- REQUIRED ACTION
An exact copy of all the entries is what is needed here.

[Element data from apps and pages]
● ● ● ● ● ● ●

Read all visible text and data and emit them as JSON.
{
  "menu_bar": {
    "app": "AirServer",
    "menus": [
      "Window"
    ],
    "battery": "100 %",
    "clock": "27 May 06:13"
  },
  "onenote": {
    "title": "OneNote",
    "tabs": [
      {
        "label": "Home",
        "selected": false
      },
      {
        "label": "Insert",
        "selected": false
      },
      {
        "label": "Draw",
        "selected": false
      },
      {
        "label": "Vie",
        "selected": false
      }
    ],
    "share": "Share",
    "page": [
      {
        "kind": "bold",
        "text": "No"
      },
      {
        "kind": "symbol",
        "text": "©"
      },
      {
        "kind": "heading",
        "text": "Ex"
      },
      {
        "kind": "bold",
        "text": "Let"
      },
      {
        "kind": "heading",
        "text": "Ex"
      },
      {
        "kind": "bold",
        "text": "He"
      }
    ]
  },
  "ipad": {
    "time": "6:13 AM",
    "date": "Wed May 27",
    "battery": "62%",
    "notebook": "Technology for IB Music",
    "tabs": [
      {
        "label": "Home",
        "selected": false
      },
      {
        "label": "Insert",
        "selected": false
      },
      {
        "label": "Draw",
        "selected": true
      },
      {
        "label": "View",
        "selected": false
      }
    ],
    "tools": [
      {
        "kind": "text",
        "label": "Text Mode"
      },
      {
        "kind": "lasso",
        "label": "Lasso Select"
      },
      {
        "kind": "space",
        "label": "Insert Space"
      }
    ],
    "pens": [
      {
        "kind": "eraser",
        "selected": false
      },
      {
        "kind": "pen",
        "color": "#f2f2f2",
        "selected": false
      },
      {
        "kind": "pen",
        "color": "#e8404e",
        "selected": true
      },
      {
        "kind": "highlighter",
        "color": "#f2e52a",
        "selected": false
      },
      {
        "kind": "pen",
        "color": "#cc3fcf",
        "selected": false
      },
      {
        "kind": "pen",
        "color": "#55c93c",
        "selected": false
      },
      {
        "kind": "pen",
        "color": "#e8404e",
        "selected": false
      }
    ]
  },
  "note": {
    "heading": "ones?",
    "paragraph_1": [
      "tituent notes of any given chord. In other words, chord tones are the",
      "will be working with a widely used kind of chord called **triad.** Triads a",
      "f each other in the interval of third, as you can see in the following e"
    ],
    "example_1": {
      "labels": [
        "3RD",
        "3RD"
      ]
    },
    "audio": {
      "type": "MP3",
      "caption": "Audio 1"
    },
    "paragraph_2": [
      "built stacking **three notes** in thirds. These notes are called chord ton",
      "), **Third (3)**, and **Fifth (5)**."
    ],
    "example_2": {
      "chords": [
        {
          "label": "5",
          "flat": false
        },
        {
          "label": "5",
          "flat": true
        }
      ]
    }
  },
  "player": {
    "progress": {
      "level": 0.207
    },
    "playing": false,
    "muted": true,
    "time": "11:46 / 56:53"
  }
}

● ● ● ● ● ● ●

- WRITTEN RESPONSE
Read all visible text and data and emit them as JSON.
{
  "menu_bar": {
    "app": "AirServer",
    "menus": [
      "Window"
    ],
    "battery": "100 %",
    "clock": "27 May 06:13"
  },
  "onenote": {
    "title": "OneNote",
    "tabs": [
      {
        "label": "Home",
        "selected": false
      },
      {
        "label": "Insert",
        "selected": false
      },
      {
        "label": "Draw",
        "selected": false
      },
      {
        "label": "Vie",
        "selected": false
      }
    ],
    "share": "Share",
    "page": [
      {
        "kind": "bold",
        "text": "No"
      },
      {
        "kind": "symbol",
        "text": "©"
      },
      {
        "kind": "heading",
        "text": "Ex"
      },
      {
        "kind": "bold",
        "text": "Let"
      },
      {
        "kind": "heading",
        "text": "Ex"
      },
      {
        "kind": "bold",
        "text": "He"
      }
    ]
  },
  "ipad": {
    "time": "6:13 AM",
    "date": "Wed May 27",
    "battery": "62%",
    "notebook": "Technology for IB Music",
    "tabs": [
      {
        "label": "Home",
        "selected": false
      },
      {
        "label": "Insert",
        "selected": false
      },
      {
        "label": "Draw",
        "selected": true
      },
      {
        "label": "View",
        "selected": false
      }
    ],
    "tools": [
      {
        "kind": "text",
        "label": "Text Mode"
      },
      {
        "kind": "lasso",
        "label": "Lasso Select"
      },
      {
        "kind": "space",
        "label": "Insert Space"
      }
    ],
    "pens": [
      {
        "kind": "eraser",
        "selected": false
      },
      {
        "kind": "pen",
        "color": "#f2f2f2",
        "selected": false
      },
      {
        "kind": "pen",
        "color": "#e8404e",
        "selected": true
      },
      {
        "kind": "highlighter",
        "color": "#f2e52a",
        "selected": false
      },
      {
        "kind": "pen",
        "color": "#cc3fcf",
        "selected": false
      },
      {
        "kind": "pen",
        "color": "#55c93c",
        "selected": false
      },
      {
        "kind": "pen",
        "color": "#e8404e",
        "selected": false
      }
    ]
  },
  "note": {
    "heading": "ones?",
    "paragraph_1": [
      "tituent notes of any given chord. In other words, chord tones are the",
      "will be working with a widely used kind of chord called **triad.** Triads a",
      "f each other in the interval of third, as you can see in the following e"
    ],
    "example_1": {
      "labels": [
        "3RD",
        "3RD"
      ]
    },
    "audio": {
      "type": "MP3",
      "caption": "Audio 1"
    },
    "paragraph_2": [
      "built stacking **three notes** in thirds. These notes are called chord ton",
      "), **Third (3)**, and **Fifth (5)**."
    ],
    "example_2": {
      "chords": [
        {
          "label": "5",
          "flat": false
        },
        {
          "label": "5",
          "flat": true
        }
      ]
    }
  },
  "player": {
    "progress": {
      "level": 0.207
    },
    "playing": false,
    "muted": true,
    "time": "11:46 / 56:53"
  }
}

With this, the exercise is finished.